**PROBLEM DETAILS**
Can you print the data exactly and leave out each image?

━━━ PROVIDED RECORDS

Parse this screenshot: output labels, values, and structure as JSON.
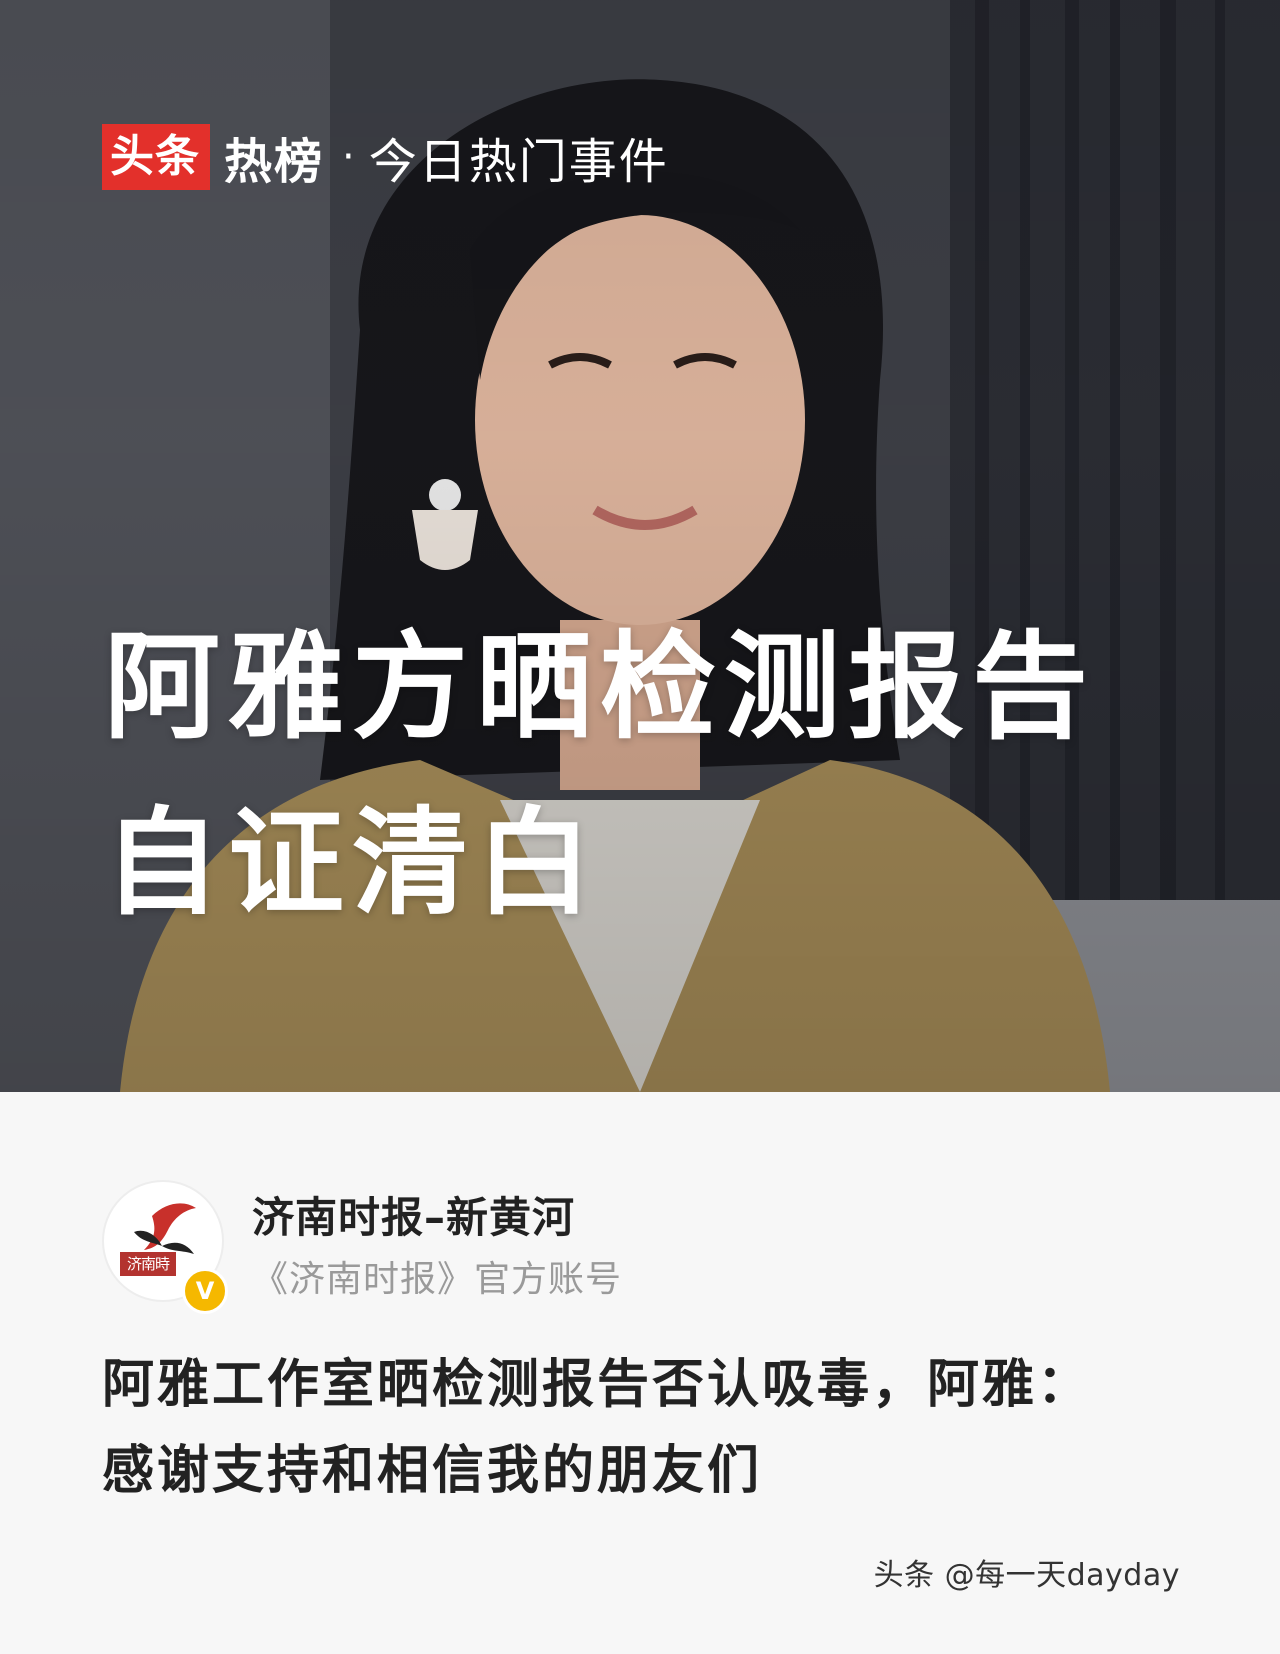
{
  "hero": {
    "brand_red": "头条",
    "brand_hot": "热榜",
    "brand_sep": "·",
    "brand_sub": "今日热门事件",
    "headline_line1": "阿雅方晒检测报告",
    "headline_line2": "自证清白"
  },
  "author": {
    "name": "济南时报–新黄河",
    "description": "《济南时报》官方账号",
    "avatar_seal": "济南時",
    "verified_badge": "V"
  },
  "article": {
    "title": "阿雅工作室晒检测报告否认吸毒，阿雅：感谢支持和相信我的朋友们"
  },
  "watermark": "头条 @每一天dayday",
  "colors": {
    "brand_red": "#e3302b",
    "verified_yellow": "#f5b800"
  },
  "icons": {
    "verified": "verified-v-badge"
  }
}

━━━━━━

**ANSWER TO THE EXERCISE**
Parse this screenshot: output labels, values, and structure as JSON.
{
  "hero": {
    "brand_red": "头条",
    "brand_hot": "热榜",
    "brand_sep": "·",
    "brand_sub": "今日热门事件",
    "headline_line1": "阿雅方晒检测报告",
    "headline_line2": "自证清白"
  },
  "author": {
    "name": "济南时报–新黄河",
    "description": "《济南时报》官方账号",
    "avatar_seal": "济南時",
    "verified_badge": "V"
  },
  "article": {
    "title": "阿雅工作室晒检测报告否认吸毒，阿雅：感谢支持和相信我的朋友们"
  },
  "watermark": "头条 @每一天dayday",
  "colors": {
    "brand_red": "#e3302b",
    "verified_yellow": "#f5b800"
  },
  "icons": {
    "verified": "verified-v-badge"
  }
}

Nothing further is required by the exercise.